It doesn't necessarily speak to the truth or falsity of said conspiracy, it just reminds us that people tend to use their reasoning ability to invent reasons for things they have already felt emotionally drawn to.

Posted by: The Poster Who Cannot Be Named at January 22, 2008 12:42 PM

Thanks, Jon. Well done.

Posted by: Batocchio at January 22, 2008 04:01 PM

Mixed feelings on this one. As usual Jonathan is funny. That part I like.

The part reading the character of the GOP, I like less. I think it's nice caricature for humor's sake, but it's hardly reality. The "Christian" thing is a pose. It's a pose of the "whatever works!" variant, and not even Pat Robertson, Jerry Falwell, Robert Schuller, Billy Graham or Oral Roberts ever would cofess otherwise if their souls really depended on honesty. The problem is they're soul-less but reasonably good at playing to a certain hollow, centerless intellect, the same that is susceptible to nationalism and other forms of faith.

At bottom what both major parties are about is the worship of power and money. They have worked a very functional accommodation. The GOP pander to the religious nutjobs, the bigoted hatemonger xenophobes, the libertarian idealists, and the jingoistic hawks. The Democrats pander to the "liberal," the socialistically inclined, the humanist/atheist/agnostic and more liberal judeo-christian denomination followers, labor, feminists, environmentalists and fans of big government.
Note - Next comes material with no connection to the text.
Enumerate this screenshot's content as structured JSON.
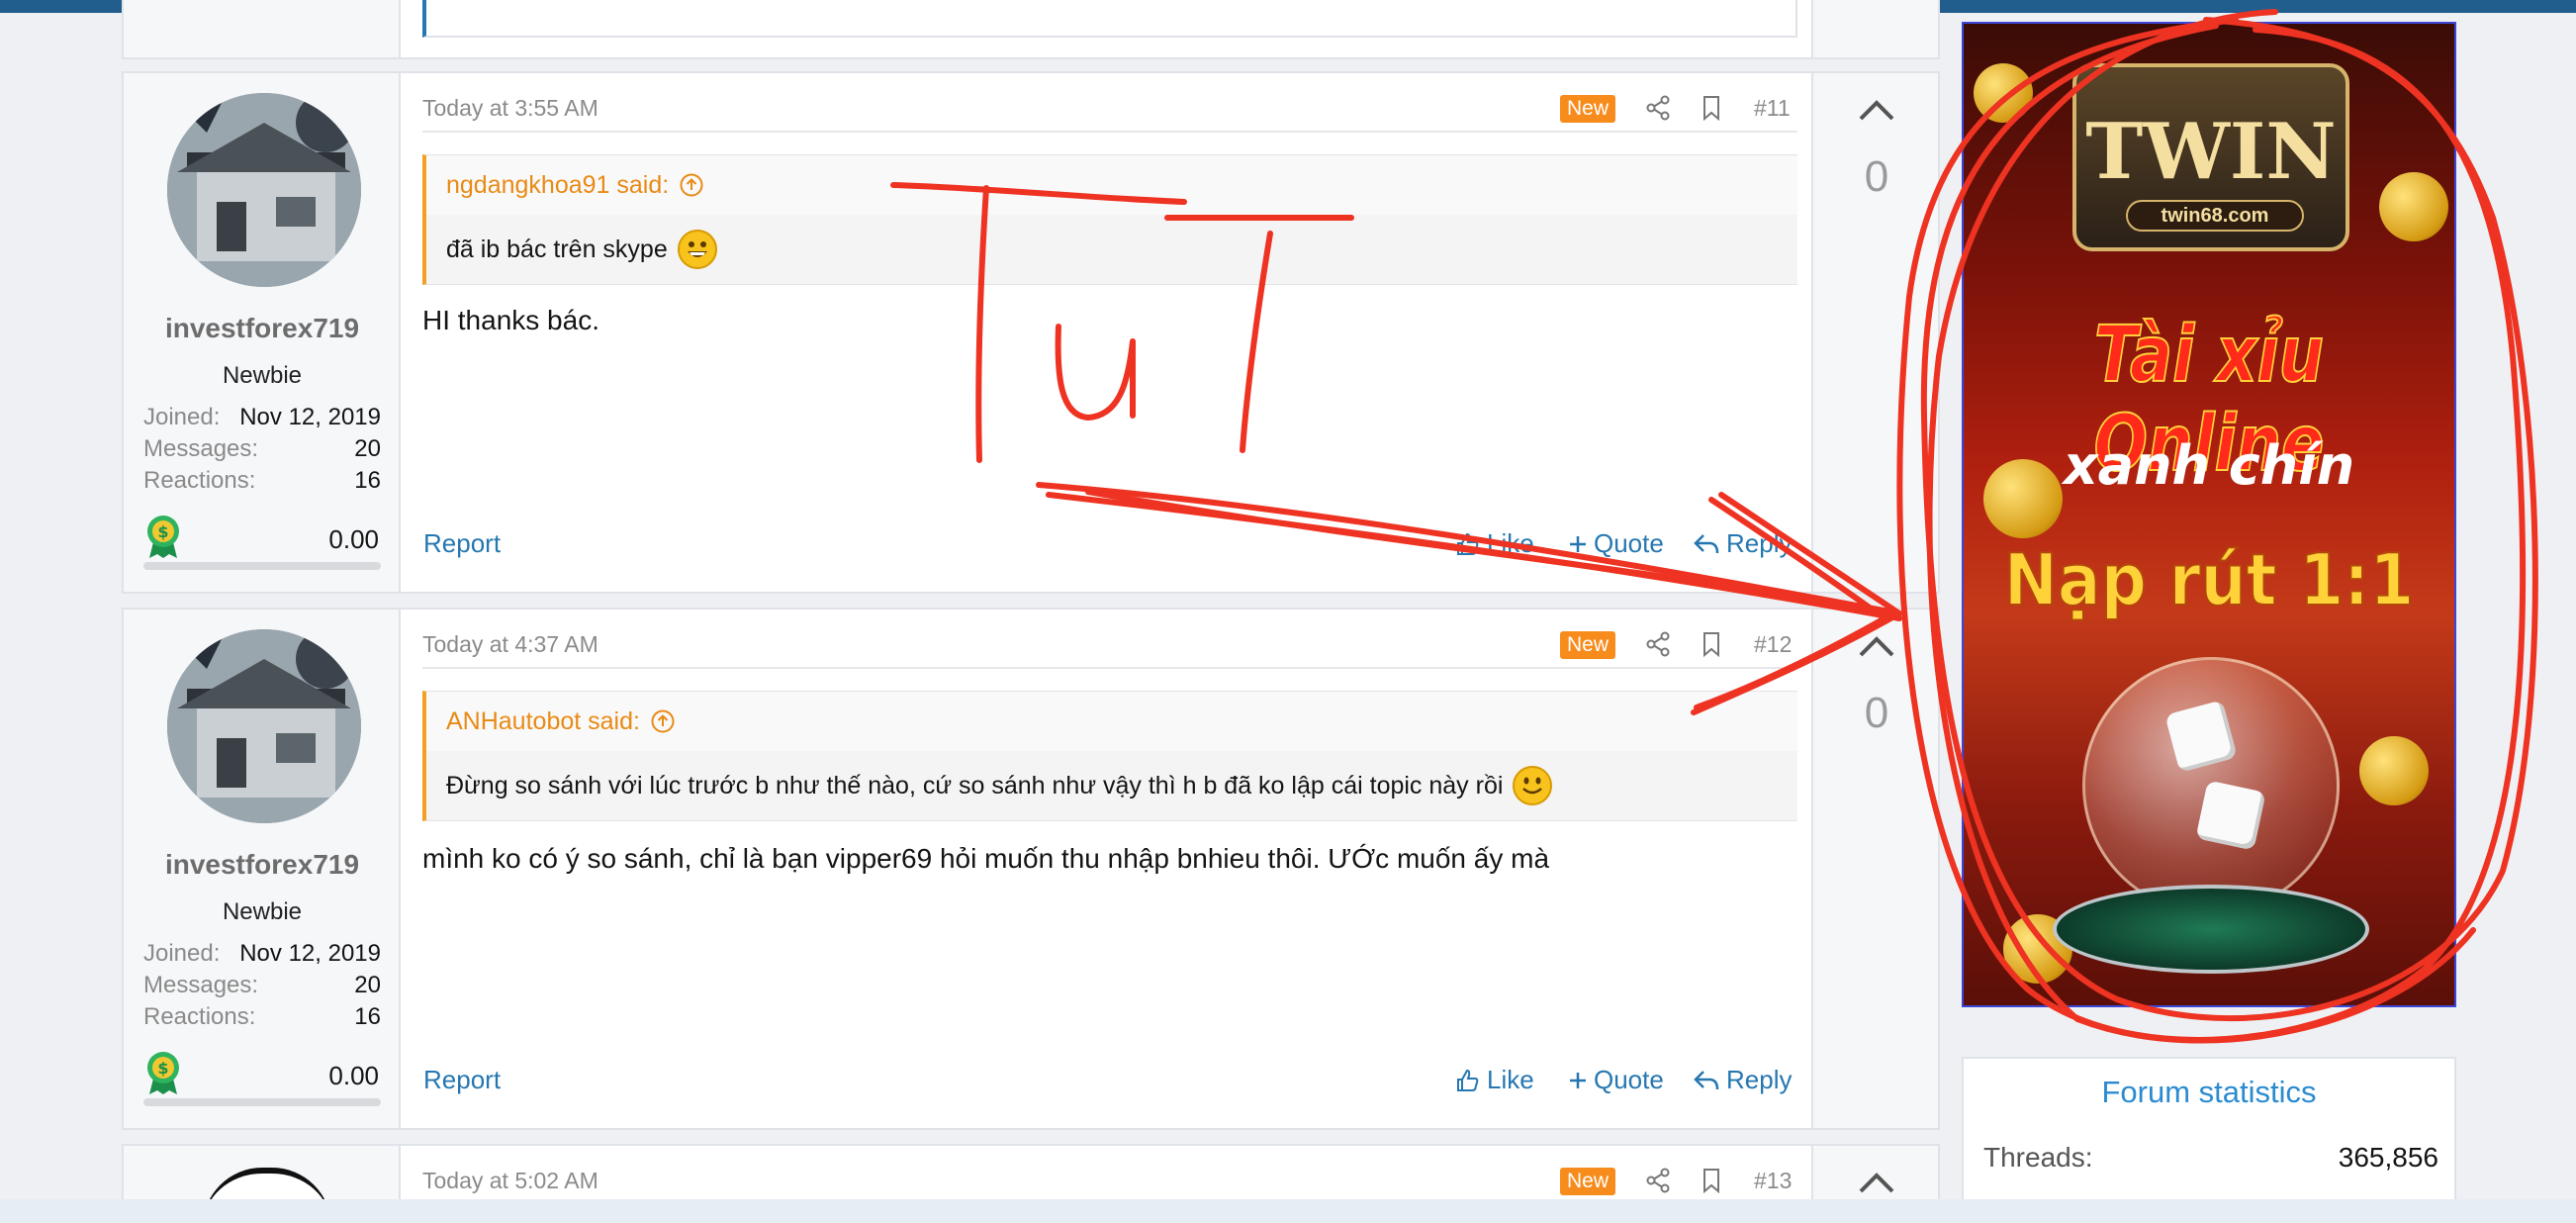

The difference is in sales pitch only.

To think otherwise is to help yourself deny the cruelty with which human cleverness implicates itself in overt duplicity.

Posted by: The Wendigo at January 22, 2008 05:51 PM